Tractable Quantification of Metastability for Robust Bipedal Locomotion

Author:
Saglam, Cenk Oguz
Degree Grantor:
University of California, Santa Barbara. Electrical & Computer Engineering
Degree Supervisor:
Katie Byl
Place of Publication:
[Santa Barbara, Calif.]
Publisher:
University of California, Santa Barbara
Creation Date:
2015
Issued Date:
2015
Topics:
Engineering, Robotics, and Mechanical engineering
Genres:
Dissertations, Academic and Online resources
Dissertation:
Ph.D.--University of California, Santa Barbara, 2015
Description:

This work develops tools to quantify and optimize performance metrics for bipedal walking, toward enabling improved practical and autonomous operation of two-legged robots in real-world environments. While speed and energy efficiency of legged locomotion are both useful and straightforward to quantify, measuring robustness is arguably more challenging and at least as critical for obtaining practical autonomy in variable or otherwise uncertain environmental conditions, including rough terrain. The intuitive and meaningful robustness quantification adopted in this thesis begins by stochastic modeling of disturbances such as terrain variations, and conservatively defining what a failure is, for example falling down, slippage, scuffing, stance foot rotation, or a combination of such events. After discretizing the disturbance and state sets by meshing, step-to-step dynamics are studied to treat the system as a Markov chain. Then, failure rates can be easily quantified by calculating the expected number of steps before failure. Once robustness is measured, other performance metrics can also be easily incorporated into the cost function for optimization.

For high performance and autonomous operation under variations, we adopt a capacious framework, exploiting a hierarchical control structure. The low-level controllers, which use only proprioceptive (internal state) information, are optimized by a derivative-free method without any constraints. For practicability of this process, developing an algorithm for fast and accurate computation of our robustness metric was a crucial and necessary step. While the outcome of optimization depends on capabilities of the controller scheme employed, the convenient and time-invariant parameterization presented in this thesis ensures accommodating large terrain variations. In addition, given environment estimation and state information, the high-level control is a behavioral policy to choose the right low-level controller at each step. In this thesis, optimal switching policies are determined by applying dynamic programming tools on Markov decision processes obtained through discretization. For desirable performance in practice from policies that are formed using meshing-based approximation to the true dynamics, robustness of high-level control to environment estimation and discretization errors are ensured by modeling stochastic noise in the terrain information and belief state while solving for behavioral policies.

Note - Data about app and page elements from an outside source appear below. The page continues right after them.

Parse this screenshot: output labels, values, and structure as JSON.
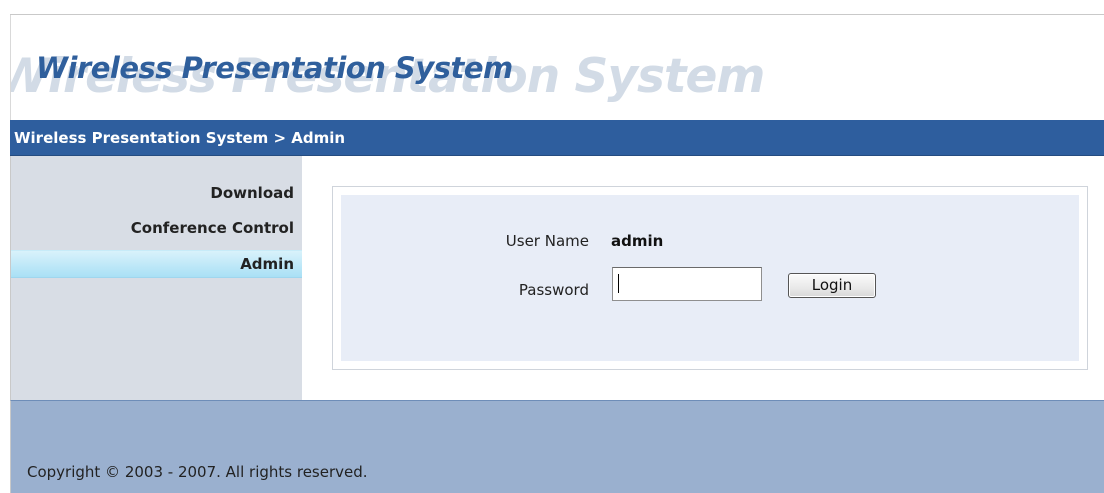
{
  "header": {
    "logo_text": "Wireless Presentation System",
    "logo_ghost_text": "Wireless Presentation System"
  },
  "titlebar": {
    "breadcrumb": "Wireless Presentation System > Admin"
  },
  "sidebar": {
    "items": [
      {
        "label": "Download",
        "active": false
      },
      {
        "label": "Conference Control",
        "active": false
      },
      {
        "label": "Admin",
        "active": true
      }
    ]
  },
  "login_form": {
    "username_label": "User Name",
    "username_value": "admin",
    "password_label": "Password",
    "password_value": "",
    "login_button_label": "Login"
  },
  "footer": {
    "copyright": "Copyright © 2003 - 2007. All rights reserved."
  },
  "colors": {
    "titlebar_bg": "#2e5e9e",
    "logo_blue": "#2f5f9c",
    "sidebar_bg": "#d8dde5",
    "active_item_bg": "#a9e0f5",
    "panel_bg": "#e8edf7",
    "footer_bg": "#9ab0cf"
  }
}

Physical Description:
1 online resource (127 pages)
Format:
Text
Collection(s):
UCSB electronic theses and dissertations
ARK:
ark:/48907/f3qr4v9s
ISBN:
9781339084732
Catalog System Number:
990045716070203776
Rights:
Inc.icon only.dark In Copyright
Copyright Holder:
Cenk Oguz Saglam
File Description
Access: Public access
Saglam_ucsb_0035D_12646.pdf pdf (Portable Document Format)